“At the Conrad Chicago, there was a budget, of course, but we felt there needed to be some kind of structural shade up there,” Polacek says. “We couldn’t do umbrellas, because of the wind. They said we couldn’t put umbrellas up there or chairs that weighed less than a certain weight, because they’d just blow off. We had to put the extra investment into a steel lid that would open and close, with canvas inserts. It allowed us to put in plug-in heating units, within that structure. So, we were able to extend the opportunity beyond the summer months, to the late spring and early fall, which helps the bottom line. That’s a big factor: making sure the guest feels comfortable enough, out of the sun and warm in the evening. Sometimes it’s hard to go back after the fact and put in gas lines or drag up heating units.
“We’ve done a couple rooftops where we’ve used a canopy system that’s more of a tensile structure—they almost look like sails and overlap a bit. With technology today, there’s a lot of great material out there that allows shade and shadow. Most of that material is actually military-grade that they use in the desert, so that’s always a great material to use instead of a hard structure. If the client can’t afford a hard structure, it’s easier and less expensive to put some posts around the space and string the tensile structure across that. And now there’s a lot of manufacturers that produce canopy umbrellas that you put on your deck, and they’re moving into this shade structure system that’s off the shelf and more attainable. We’re seeing that trend, from hard structures to more tensile structures.”
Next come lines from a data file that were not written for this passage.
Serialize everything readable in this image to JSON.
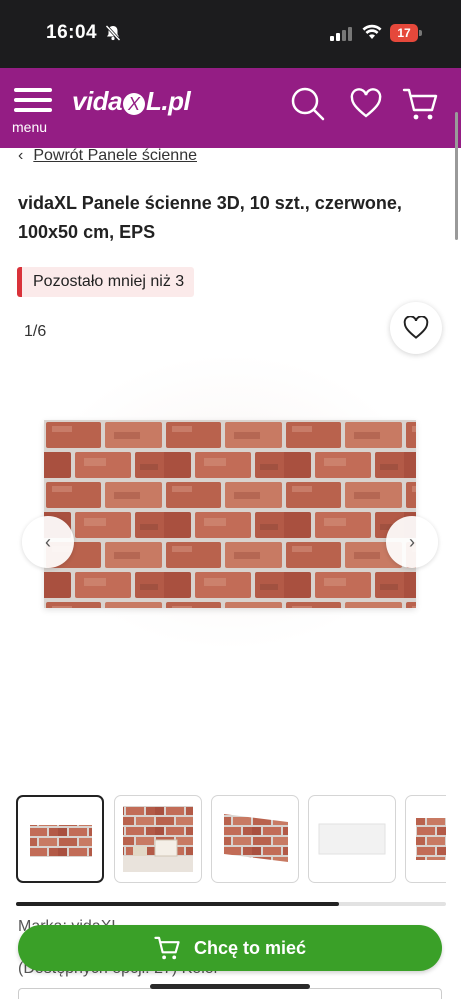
{
  "status_bar": {
    "time": "16:04",
    "battery": "17"
  },
  "header": {
    "menu_label": "menu",
    "logo": {
      "prefix": "vida",
      "x": "X",
      "suffix": "L.pl"
    },
    "brand_color": "#941d84",
    "icons": [
      "search-icon",
      "heart-icon",
      "cart-icon"
    ]
  },
  "breadcrumb": {
    "chevron": "‹",
    "label": "Powrót Panele ścienne"
  },
  "product": {
    "title": "vidaXL Panele ścienne 3D, 10 szt., czerwone, 100x50 cm, EPS",
    "stock_badge": "Pozostało mniej niż 3",
    "image_counter": "1/6",
    "carousel_progress": 0.75
  },
  "below_fold": {
    "line1": "Marka: vidaXL",
    "line2": "(Dostępnych opcji: 27) Kolor"
  },
  "cta": {
    "label": "Chcę to mieć",
    "color": "#3aa028"
  }
}
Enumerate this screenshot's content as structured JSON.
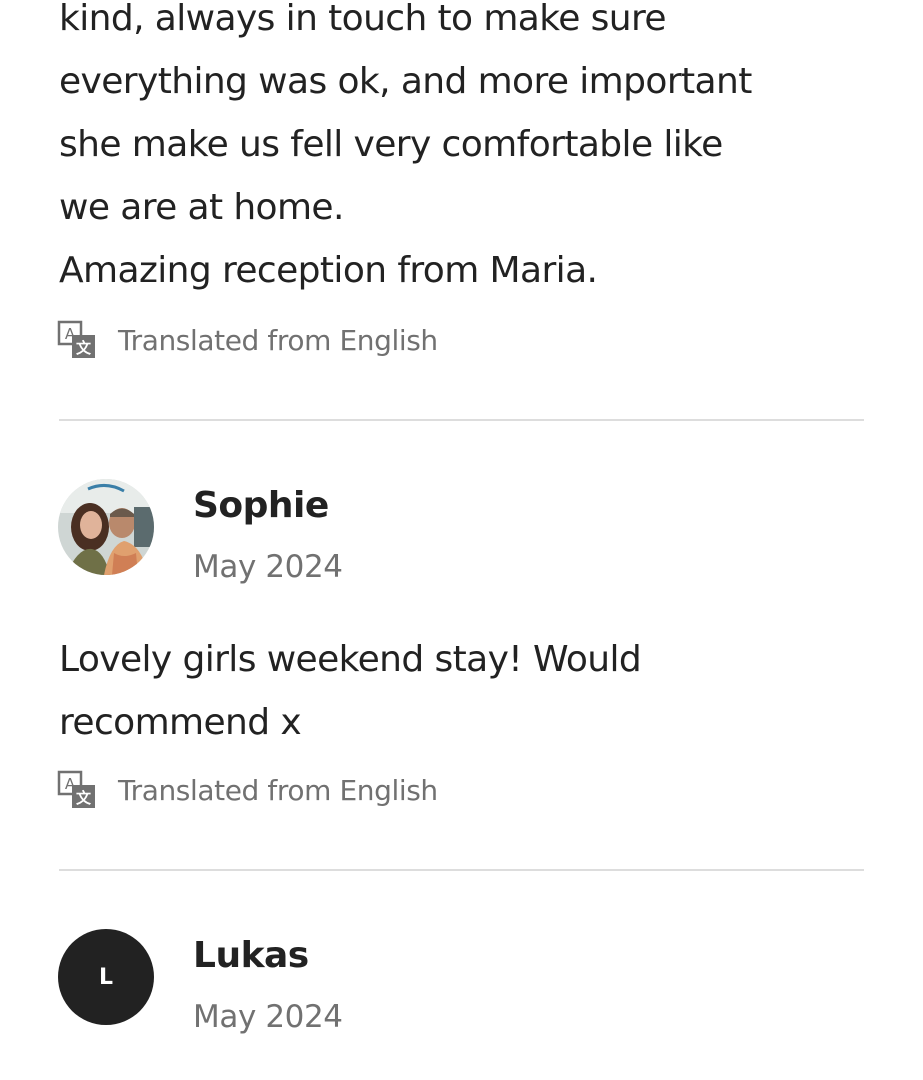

Puccini favors using natural planting as well for natural shading, both for comfort and aesthetics. “Large trees, potted plants—something that softens the space,” Polacek says. “A lot of times, with an existing property, the rooftop looks onto the top of another building or is next to mechanical units. We make sure there’s enough in the budget up front to add as much planting and landscape as we can to soften the edges and create this magical experience. You come all the way to the rooftop, and you’re in this beautiful, natural garden, in an urban environment. It takes the experience to the next level.”
5. Look Beyond—and Below—Rooftops
Circling back to the idea that the bird’s-eye view is only a small factor in the rooftop experience, remember that outdoor spaces in general, even at ground level, can cultivate a welcoming atmosphere for revenue to flow.
“We have some projects we’re working on that don’t have the opportunity for a rooftop, but we’ve noticed clients are putting more attention into developing outdoor space that’s previously been underutilized,” Polacek notes. “We’re working on the Portola Hotel & Spa in Monterey, California, where we recently completed the conversion of the lobby and restaurant into a newer concept. They have a lot of outdoor space; it’s a 1970s building that spiders, if you will, with many outdoor avenues and areas that are created by the way the building was designed. The client has asked us to look at a lot of those exterior spaces and come up with design concepts to liven up the spaces. Guests love to be outside for F&B. I’m seeing more spending to create better outdoor spaces.”
And even if you go up truly sky-high, it’s still more about the immediate setting than the view. For example, take Puccini’s current rooftop project in Kuala Lumpur, Malaysia for Kempinski Hotels, on the 60th floor of a property projected to open in 2021. Even at this highest rooftop concept to date, Polacek is still talking about the layout, not the sightlines, and the importance of examining the guest needs.
“Particularly in an Asian market, there’s an expectation of rooftops there, because of the climate,” says Polacek. “The most important design elements are the use of lighting, water, and landscaping.”